Poverty in Finland? Regardless of a person’s wealth, social well-being or background, Finland is one of the most successful countries in providing equal opportunities for all citizens. No person in Finland lives beneath the international poverty line due to social benefits for employees, pensioners and young people.

Successfully Fighting Poverty in Finland

As of January, Finland has seen its highest unemployment rate since June 2016, with an increase to 9.2 percent. Although the rate has increased, Finland is currently in the midst of trialing a universal basic income scheme. The country now pays its unemployed citizens £475 per month in place of previous social benefits and will continue to pay this even when citizens find work. This trial aims to not only reduce but bring an end to poverty in Finland.

Although this scheme is intended to alleviate poverty in Finland, it could also push more people below the poverty line. Due to child benefits, housing allowances and national pensions being cut, Finland could see a rise in poverty rates. Already 180,000 pensioners live below the poverty line and this could increase due to the cuts in benefits and allowances that the government previously provided. Even with the government paying unemployed citizens monthly, pensioners will benefit more from social allowances than from this recurring payment.

Education in Finland is designed to provide the best experience for students and to lead them straight into employment. Children do not start school until they reach the age of seven and are not formally tested until they reach 16. With a high graduation rate of 93 percent, 66 percent of students then continue to study at college-level and another 43 percent begin vocational training. The school system is completely funded by the state in order for every child to have the opportunity to receive an education. With a high rate of college and vocational applicants, Finland provides every opportunity for students to head straight into employment.

Healthcare is not free in Finland; it is funded through taxation and patient fees. Facilities determine medical charges based on the patient’s ability to pay for their medication. Nevertheless, healthcare is available to all permanent residents in Finland.

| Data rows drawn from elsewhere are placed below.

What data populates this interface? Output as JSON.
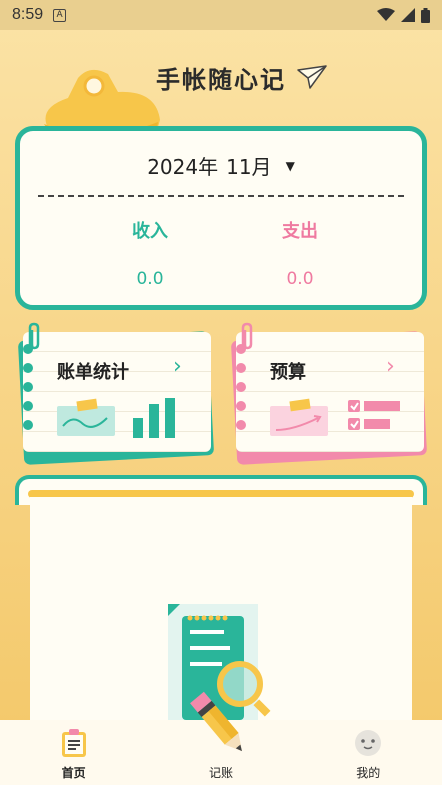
{
  "status_bar": {
    "time": "8:59",
    "notification_letter": "A"
  },
  "app": {
    "title": "手帐随心记"
  },
  "summary": {
    "year": "2024年",
    "month": "11月",
    "income_label": "收入",
    "income_value": "0.0",
    "expense_label": "支出",
    "expense_value": "0.0"
  },
  "cards": {
    "bills_title": "账单统计",
    "budget_title": "预算",
    "arrow": "›"
  },
  "nav": {
    "home": "首页",
    "record": "记账",
    "me": "我的"
  },
  "colors": {
    "green": "#2ab59a",
    "pink": "#f28aab",
    "yellow": "#f7c64a"
  }
}
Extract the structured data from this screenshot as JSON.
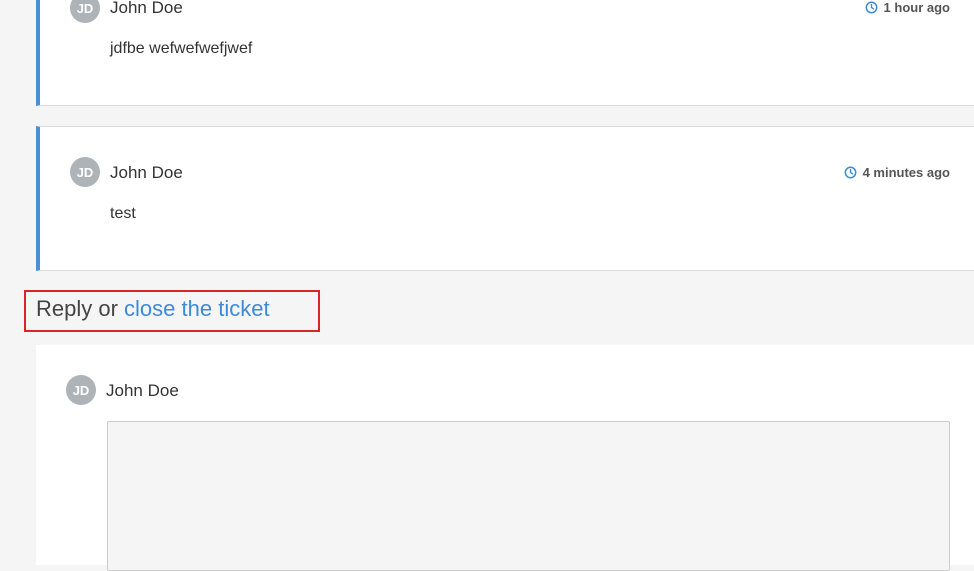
{
  "comments": [
    {
      "avatar_initials": "JD",
      "author": "John Doe",
      "time": "1 hour ago",
      "time_icon": "clock-icon",
      "text": "jdfbe wefwefwefjwef"
    },
    {
      "avatar_initials": "JD",
      "author": "John Doe",
      "time": "4 minutes ago",
      "time_icon": "clock-icon",
      "text": "test"
    }
  ],
  "reply_section": {
    "prefix": "Reply or ",
    "close_link": "close the ticket",
    "avatar_initials": "JD",
    "author": "John Doe",
    "textarea_value": ""
  },
  "colors": {
    "accent_border": "#4a90d9",
    "link": "#3d8ad9",
    "highlight_box": "#d9242a",
    "avatar_bg": "#aeb3b7"
  }
}
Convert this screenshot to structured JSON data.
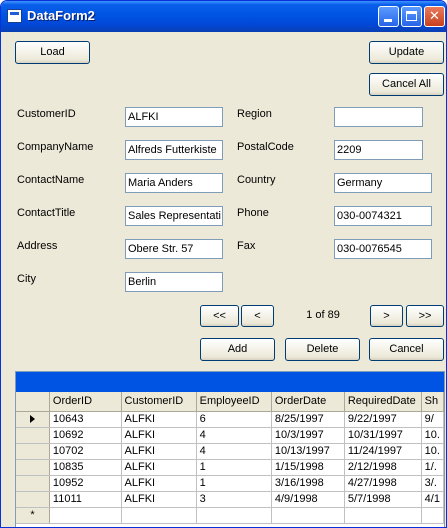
{
  "window": {
    "title": "DataForm2"
  },
  "buttons": {
    "load": "Load",
    "update": "Update",
    "cancel_all": "Cancel All",
    "first": "<<",
    "prev": "<",
    "next": ">",
    "last": ">>",
    "add": "Add",
    "delete": "Delete",
    "cancel": "Cancel"
  },
  "fields": {
    "customer_id": {
      "label": "CustomerID",
      "value": "ALFKI"
    },
    "company_name": {
      "label": "CompanyName",
      "value": "Alfreds Futterkiste"
    },
    "contact_name": {
      "label": "ContactName",
      "value": "Maria Anders"
    },
    "contact_title": {
      "label": "ContactTitle",
      "value": "Sales Representati"
    },
    "address": {
      "label": "Address",
      "value": "Obere Str. 57"
    },
    "city": {
      "label": "City",
      "value": "Berlin"
    },
    "region": {
      "label": "Region",
      "value": ""
    },
    "postal_code": {
      "label": "PostalCode",
      "value": "2209"
    },
    "country": {
      "label": "Country",
      "value": "Germany"
    },
    "phone": {
      "label": "Phone",
      "value": "030-0074321"
    },
    "fax": {
      "label": "Fax",
      "value": "030-0076545"
    }
  },
  "navigator": {
    "position": "1 of  89"
  },
  "grid": {
    "columns": [
      "OrderID",
      "CustomerID",
      "EmployeeID",
      "OrderDate",
      "RequiredDate",
      "Sh"
    ],
    "rows": [
      [
        "10643",
        "ALFKI",
        "6",
        "8/25/1997",
        "9/22/1997",
        "9/"
      ],
      [
        "10692",
        "ALFKI",
        "4",
        "10/3/1997",
        "10/31/1997",
        "10."
      ],
      [
        "10702",
        "ALFKI",
        "4",
        "10/13/1997",
        "11/24/1997",
        "10."
      ],
      [
        "10835",
        "ALFKI",
        "1",
        "1/15/1998",
        "2/12/1998",
        "1/."
      ],
      [
        "10952",
        "ALFKI",
        "1",
        "3/16/1998",
        "4/27/1998",
        "3/."
      ],
      [
        "11011",
        "ALFKI",
        "3",
        "4/9/1998",
        "5/7/1998",
        "4/1"
      ]
    ],
    "new_row_marker": "*"
  },
  "colors": {
    "titlebar": "#0054e3",
    "window_bg": "#ece9d8",
    "grid_caption": "#0054e3"
  }
}
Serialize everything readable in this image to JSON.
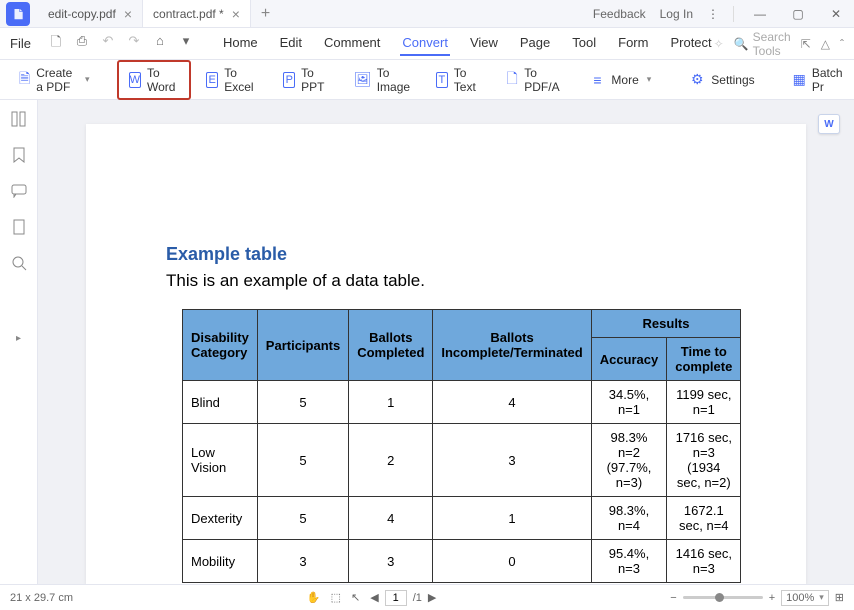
{
  "tabs": [
    {
      "label": "edit-copy.pdf",
      "active": false
    },
    {
      "label": "contract.pdf *",
      "active": true
    }
  ],
  "titlebar_right": {
    "feedback": "Feedback",
    "login": "Log In"
  },
  "file_menu": "File",
  "menu_tabs": [
    "Home",
    "Edit",
    "Comment",
    "Convert",
    "View",
    "Page",
    "Tool",
    "Form",
    "Protect"
  ],
  "menu_active": "Convert",
  "search_placeholder": "Search Tools",
  "toolbar": {
    "create_pdf": "Create a PDF",
    "to_word": "To Word",
    "to_excel": "To Excel",
    "to_ppt": "To PPT",
    "to_image": "To Image",
    "to_text": "To Text",
    "to_pdfa": "To PDF/A",
    "more": "More",
    "settings": "Settings",
    "batch": "Batch Pr"
  },
  "document": {
    "title": "Example table",
    "subtitle": "This is an example of a data table.",
    "headers": {
      "disability": "Disability Category",
      "participants": "Participants",
      "completed": "Ballots Completed",
      "incomplete": "Ballots Incomplete/Terminated",
      "results": "Results",
      "accuracy": "Accuracy",
      "time": "Time to complete"
    },
    "rows": [
      {
        "cat": "Blind",
        "part": "5",
        "comp": "1",
        "inc": "4",
        "acc": "34.5%, n=1",
        "time": "1199 sec, n=1"
      },
      {
        "cat": "Low Vision",
        "part": "5",
        "comp": "2",
        "inc": "3",
        "acc": "98.3% n=2\n(97.7%, n=3)",
        "time": "1716 sec, n=3\n(1934 sec, n=2)"
      },
      {
        "cat": "Dexterity",
        "part": "5",
        "comp": "4",
        "inc": "1",
        "acc": "98.3%, n=4",
        "time": "1672.1 sec, n=4"
      },
      {
        "cat": "Mobility",
        "part": "3",
        "comp": "3",
        "inc": "0",
        "acc": "95.4%, n=3",
        "time": "1416 sec, n=3"
      }
    ]
  },
  "statusbar": {
    "dimensions": "21 x 29.7 cm",
    "page_current": "1",
    "page_sep": "/1",
    "zoom": "100%"
  }
}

Poverty in Finland is one of the lowest worldwide due to social benefits. Hopefully, this new scheme will prove to alleviate poverty and boost employment rates.

Georgia Boyle

Photo: Flickr